* _What you have to do_: Scan the records below and copy every line that contains the string "tmpfs".

* _Data excerpts_:

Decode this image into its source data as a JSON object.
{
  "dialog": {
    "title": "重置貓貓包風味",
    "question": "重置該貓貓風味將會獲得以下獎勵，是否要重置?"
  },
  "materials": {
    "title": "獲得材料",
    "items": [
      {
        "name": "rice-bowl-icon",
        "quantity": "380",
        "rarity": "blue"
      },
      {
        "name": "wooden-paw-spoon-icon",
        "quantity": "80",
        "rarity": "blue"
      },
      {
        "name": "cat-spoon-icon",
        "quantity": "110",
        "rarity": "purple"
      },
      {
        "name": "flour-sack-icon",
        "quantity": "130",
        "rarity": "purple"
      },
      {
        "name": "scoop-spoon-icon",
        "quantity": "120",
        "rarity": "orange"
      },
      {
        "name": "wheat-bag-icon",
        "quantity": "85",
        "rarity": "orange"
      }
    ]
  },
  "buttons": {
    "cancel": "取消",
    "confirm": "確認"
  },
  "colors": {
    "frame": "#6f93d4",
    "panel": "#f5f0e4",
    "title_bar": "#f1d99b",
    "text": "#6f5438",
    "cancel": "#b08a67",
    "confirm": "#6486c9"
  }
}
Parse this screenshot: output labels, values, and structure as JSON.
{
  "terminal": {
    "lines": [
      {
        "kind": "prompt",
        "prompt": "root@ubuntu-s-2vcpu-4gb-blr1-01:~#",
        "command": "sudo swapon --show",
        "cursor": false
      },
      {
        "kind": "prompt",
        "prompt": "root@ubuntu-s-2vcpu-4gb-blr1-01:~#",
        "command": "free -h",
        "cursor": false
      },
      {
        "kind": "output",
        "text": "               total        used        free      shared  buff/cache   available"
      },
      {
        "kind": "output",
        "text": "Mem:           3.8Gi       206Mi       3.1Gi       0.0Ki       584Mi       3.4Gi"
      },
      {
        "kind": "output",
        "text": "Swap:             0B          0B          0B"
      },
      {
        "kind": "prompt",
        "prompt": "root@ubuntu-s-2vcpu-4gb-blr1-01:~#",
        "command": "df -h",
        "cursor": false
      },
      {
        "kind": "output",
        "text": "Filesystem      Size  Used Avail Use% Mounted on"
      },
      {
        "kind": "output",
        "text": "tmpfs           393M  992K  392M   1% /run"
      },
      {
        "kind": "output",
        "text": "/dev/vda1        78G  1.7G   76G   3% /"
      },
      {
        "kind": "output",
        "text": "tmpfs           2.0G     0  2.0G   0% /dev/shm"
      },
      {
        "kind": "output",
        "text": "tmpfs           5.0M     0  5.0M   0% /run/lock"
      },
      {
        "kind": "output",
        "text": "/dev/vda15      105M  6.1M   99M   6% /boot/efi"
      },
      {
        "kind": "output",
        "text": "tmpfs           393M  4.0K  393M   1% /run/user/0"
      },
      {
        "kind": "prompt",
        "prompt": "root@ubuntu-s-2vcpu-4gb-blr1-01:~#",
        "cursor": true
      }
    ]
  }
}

* _Solution to the problem_:
        "text": "tmpfs           393M  992K  392M   1% /run"
        "text": "tmpfs           2.0G     0  2.0G   0% /dev/shm"
        "text": "tmpfs           5.0M     0  5.0M   0% /run/lock"
        "text": "tmpfs           393M  4.0K  393M   1% /run/user/0"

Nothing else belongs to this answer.